On Politics and Social Media: I hope you did vote. I truly do. But I’m not so sure everyone wants to know every time one of their acquaintances did so. And now there are ads for various politicians, links to find your precinct, and so on, built right into your social media site. Kevin Cirilli of Politico said today, “People are tweeting nearly 3,000 tweets per minute that they have voted, with the most Tweets coming from Pennsylvania, Florida and Michigan, Twitter said this afternoon. And as of 2 p.m. EST, Twitter averaged 13,000 Election Day-related tweets per minute….” And it looks like they’re running behind the scenes polls if you mentioned who you were voting for too!

On Complaining: One thing that bothered me today was that I saw several posts or tweets either 1) complaining that they had to wait in a long line to vote, or 2) rejoicing that no one was at the polls in their precinct. While I understand that long lines in cold weather is uncomfortable and inconvenient, people DIED to give you the right to vote. Please don’t blatantly disrespect their legacy with your complaints. And if you fall into the second category, please understand that if the polls are empty, people are also indirectly dishonoring our veterans by showing a spirit of complacency and/or apathy. Also, if you don’t vote, please don’t complain about the outcome. I found the following cartoon appropriately relevant:

On Christians and Politics: Chris Anderson recently posted a one-page PDF to his Church Works Media site, entitled “Gospel Meditations for Voters.” I encourage you to read it…before your polls close. (ahem!) And, yes, God is still in complete control, regardless of whether or not your candidate won (or even made it past the primaries).  So, pray for His will and wisdom as you go out and participate in being a part of the answer to that prayer.

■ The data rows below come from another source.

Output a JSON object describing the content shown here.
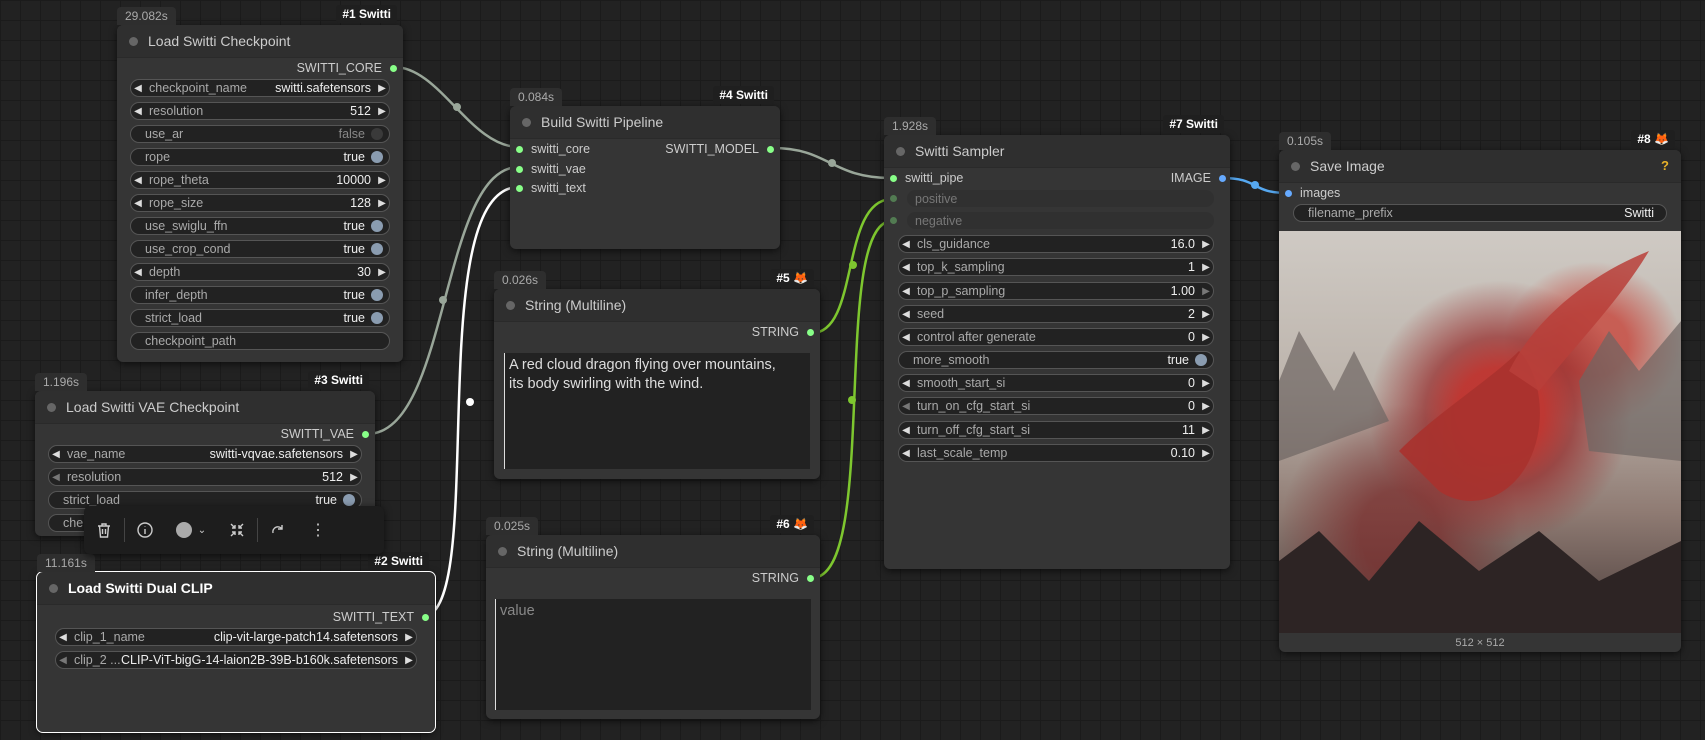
{
  "colors": {
    "wire": "#99a699",
    "wire_green": "#7ec72f",
    "wire_white": "#ffffff",
    "wire_blue": "#56a8f0"
  },
  "toolbar": {
    "delete_icon": "trash-icon",
    "info_icon": "info-icon",
    "color_icon": "color-dot-icon",
    "collapse_icon": "collapse-icon",
    "bypass_icon": "redo-icon",
    "more_icon": "more-vertical-icon"
  },
  "nodes": {
    "load_checkpoint": {
      "time": "29.082s",
      "id": "#1 Switti",
      "title": "Load Switti Checkpoint",
      "output": "SWITTI_CORE",
      "widgets": {
        "checkpoint_name": {
          "label": "checkpoint_name",
          "value": "switti.safetensors"
        },
        "resolution": {
          "label": "resolution",
          "value": "512"
        },
        "use_ar": {
          "label": "use_ar",
          "value": "false"
        },
        "rope": {
          "label": "rope",
          "value": "true"
        },
        "rope_theta": {
          "label": "rope_theta",
          "value": "10000"
        },
        "rope_size": {
          "label": "rope_size",
          "value": "128"
        },
        "use_swiglu_ffn": {
          "label": "use_swiglu_ffn",
          "value": "true"
        },
        "use_crop_cond": {
          "label": "use_crop_cond",
          "value": "true"
        },
        "depth": {
          "label": "depth",
          "value": "30"
        },
        "infer_depth": {
          "label": "infer_depth",
          "value": "true"
        },
        "strict_load": {
          "label": "strict_load",
          "value": "true"
        },
        "checkpoint_path": {
          "label": "checkpoint_path"
        }
      }
    },
    "vae_checkpoint": {
      "time": "1.196s",
      "id": "#3 Switti",
      "title": "Load Switti VAE Checkpoint",
      "output": "SWITTI_VAE",
      "widgets": {
        "vae_name": {
          "label": "vae_name",
          "value": "switti-vqvae.safetensors"
        },
        "resolution": {
          "label": "resolution",
          "value": "512"
        },
        "strict_load": {
          "label": "strict_load",
          "value": "true"
        },
        "partial": "che"
      }
    },
    "dual_clip": {
      "time": "11.161s",
      "id": "#2 Switti",
      "title": "Load Switti Dual CLIP",
      "output": "SWITTI_TEXT",
      "widgets": {
        "clip_1": {
          "label": "clip_1_name",
          "value": "clip-vit-large-patch14.safetensors"
        },
        "clip_2": {
          "label": "clip_2 ...",
          "value": "CLIP-ViT-bigG-14-laion2B-39B-b160k.safetensors"
        }
      }
    },
    "build_pipeline": {
      "time": "0.084s",
      "id": "#4 Switti",
      "title": "Build Switti Pipeline",
      "inputs": {
        "core": "switti_core",
        "vae": "switti_vae",
        "text": "switti_text"
      },
      "output": "SWITTI_MODEL"
    },
    "string_pos": {
      "time": "0.026s",
      "id": "#5",
      "title": "String (Multiline)",
      "output": "STRING",
      "text": "A red cloud dragon flying over mountains,\nits body swirling with the wind."
    },
    "string_neg": {
      "time": "0.025s",
      "id": "#6",
      "title": "String (Multiline)",
      "output": "STRING",
      "placeholder": "value"
    },
    "sampler": {
      "time": "1.928s",
      "id": "#7 Switti",
      "title": "Switti Sampler",
      "inputs": {
        "pipe": "switti_pipe",
        "positive": "positive",
        "negative": "negative"
      },
      "output": "IMAGE",
      "widgets": {
        "cls_guidance": {
          "label": "cls_guidance",
          "value": "16.0"
        },
        "top_k_sampling": {
          "label": "top_k_sampling",
          "value": "1"
        },
        "top_p_sampling": {
          "label": "top_p_sampling",
          "value": "1.00"
        },
        "seed": {
          "label": "seed",
          "value": "2"
        },
        "control_after_generate": {
          "label": "control after generate",
          "value": "0"
        },
        "more_smooth": {
          "label": "more_smooth",
          "value": "true"
        },
        "smooth_start_si": {
          "label": "smooth_start_si",
          "value": "0"
        },
        "turn_on_cfg_start_si": {
          "label": "turn_on_cfg_start_si",
          "value": "0"
        },
        "turn_off_cfg_start_si": {
          "label": "turn_off_cfg_start_si",
          "value": "11"
        },
        "last_scale_temp": {
          "label": "last_scale_temp",
          "value": "0.10"
        }
      }
    },
    "save_image": {
      "time": "0.105s",
      "id": "#8",
      "title": "Save Image",
      "input": "images",
      "widgets": {
        "filename_prefix": {
          "label": "filename_prefix",
          "value": "Switti"
        }
      },
      "image_size": "512 × 512"
    }
  }
}
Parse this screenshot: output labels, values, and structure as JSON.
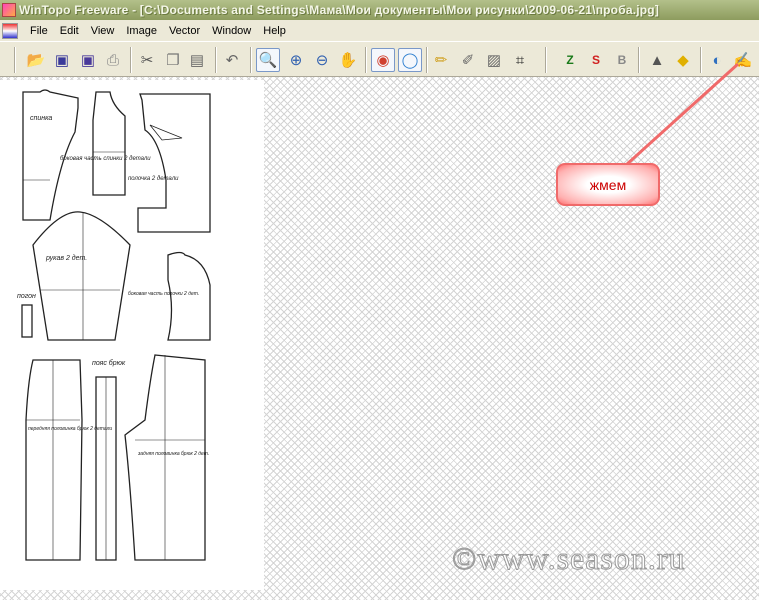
{
  "window": {
    "title": "WinTopo Freeware - [C:\\Documents and Settings\\Мама\\Мои документы\\Мои рисунки\\2009-06-21\\проба.jpg]"
  },
  "menu": [
    "File",
    "Edit",
    "View",
    "Image",
    "Vector",
    "Window",
    "Help"
  ],
  "toolbar": {
    "z_label": "Z",
    "s_label": "S",
    "b_label": "B"
  },
  "callout": {
    "text": "жмем",
    "color": "#f06a6a"
  },
  "watermark": "©www.season.ru",
  "pattern_labels": {
    "back": "спинка",
    "side_back": "боковая часть спинки 2 детали",
    "front": "полочка 2 детали",
    "sleeve": "рукав 2 дет.",
    "side_front": "боковая часть полочки 2 дет.",
    "strap": "погон",
    "front_trousers": "передняя половинка брюк 2 детали",
    "belt": "пояс брюк",
    "back_trousers": "задняя половинка брюк 2 дет."
  }
}
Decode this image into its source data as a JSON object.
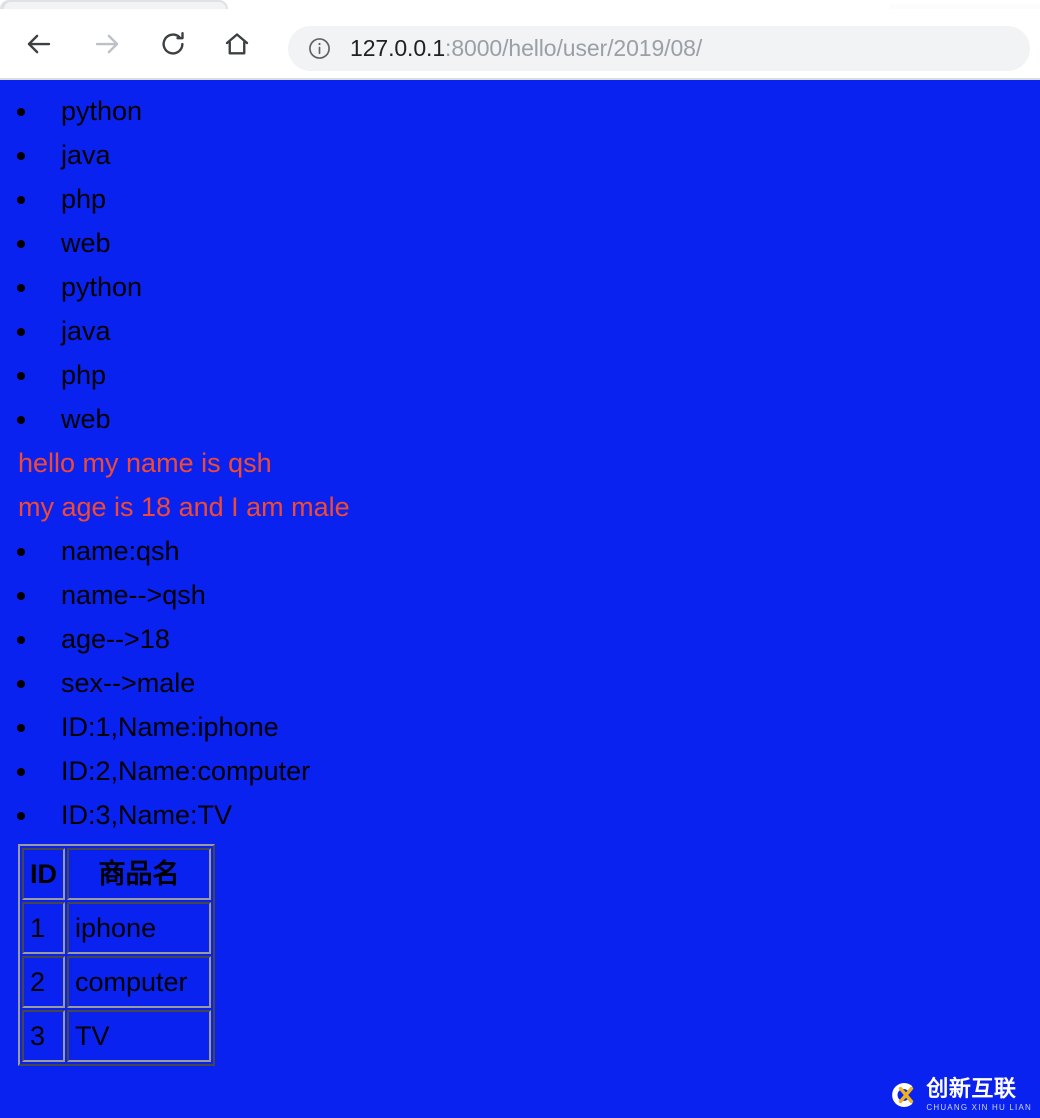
{
  "browser": {
    "toolbar": {
      "back_icon": "back-arrow-icon",
      "forward_icon": "forward-arrow-icon",
      "reload_icon": "reload-icon",
      "home_icon": "home-icon"
    },
    "address_bar": {
      "site_info_icon": "info-circle-icon",
      "url_host": "127.0.0.1",
      "url_path": ":8000/hello/user/2019/08/",
      "full_url": "127.0.0.1:8000/hello/user/2019/08/"
    }
  },
  "page": {
    "background_color": "#0A22F0",
    "text_color": "#000000",
    "paragraph_color": "#F04A32",
    "list_one": [
      "python",
      "java",
      "php",
      "web",
      "python",
      "java",
      "php",
      "web"
    ],
    "paragraphs": [
      "hello my name is qsh",
      "my age is 18 and I am male"
    ],
    "list_two": [
      "name:qsh",
      "name-->qsh",
      "age-->18",
      "sex-->male",
      "ID:1,Name:iphone",
      "ID:2,Name:computer",
      "ID:3,Name:TV"
    ],
    "table": {
      "headers": [
        "ID",
        "商品名"
      ],
      "rows": [
        [
          "1",
          "iphone"
        ],
        [
          "2",
          "computer"
        ],
        [
          "3",
          "TV"
        ]
      ]
    }
  },
  "watermark": {
    "logo_icon": "cx-circle-logo-icon",
    "name_cn": "创新互联",
    "name_pinyin": "CHUANG XIN HU LIAN",
    "accent_color": "#F2B21C"
  }
}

In Conclusion: Some are calling this election the most important one in over 80 years! There are so many moving parts and important fiscal and international policies in play this time around. Do you really want to not take part in a momentous occasion?

History, Politics, and the Church: Faith, Hope, and Freedom

This 10 minute video clip is worth watching. It starts with the above trailer and continues with an interview with Kirk Cameron (“Monumental” filmmaker) and Marshall Foster (President, World History Institute) by Glenn Beck.

Freedom starts with faith in Christ, serving one another, teaching our children truth at home, and going out and doing right over the long haul.

If you’re in the Greenville, SC, area, the movie Monumental, tonight’s the last night to catch it at the Hollywood 20 Theatre on Woodruff Road. We went Tuesday night and it was a very well done documentary. I loved it! For more information, and to see if it will be playing in a theater near you, check out www.monumentalmovie.com.

Further background of the history behind the documentary can be found here.

Exercise Your Right and Responsibility: VOTE!

“Nobody will ever deprive the American people of the right to vote except the American people themselves and the only way they could do this is by not voting.” ~Franklin D. Roosevelt

“Always vote for principle, though you may vote alone, and you may cherish the sweetest reflection that your vote is never lost.” ~John Quincy Adams

Celebrating Freedom through Photography

In April, my husband Bryan and his best friend Joshua took a road trip to NYC over a weekend (No Girls Allowed!). I can’t wait to go to NYC with him next time! Anyway, they came back with these gorgeous pictures! Thought you’d enjoy them. If you like these, my husband’s photography website is www.shadowlight.smugmug.com. We love capturing special moments for people, so please call us if you have one coming up. Happy Independence Day!

Meet My Husband Bryan!

Meet Best Friend Joshua

Cityscape

Dusk

The Universal Soldier - To All Who Gave Us Freedom, Thank You!

Long May She Wave!

May every church we see remind us of the freedom of religion we have been bestowed.

Brooklyn Bridge

iHeart Apple!

Twinkle Lights

Central Park

Lady Liberty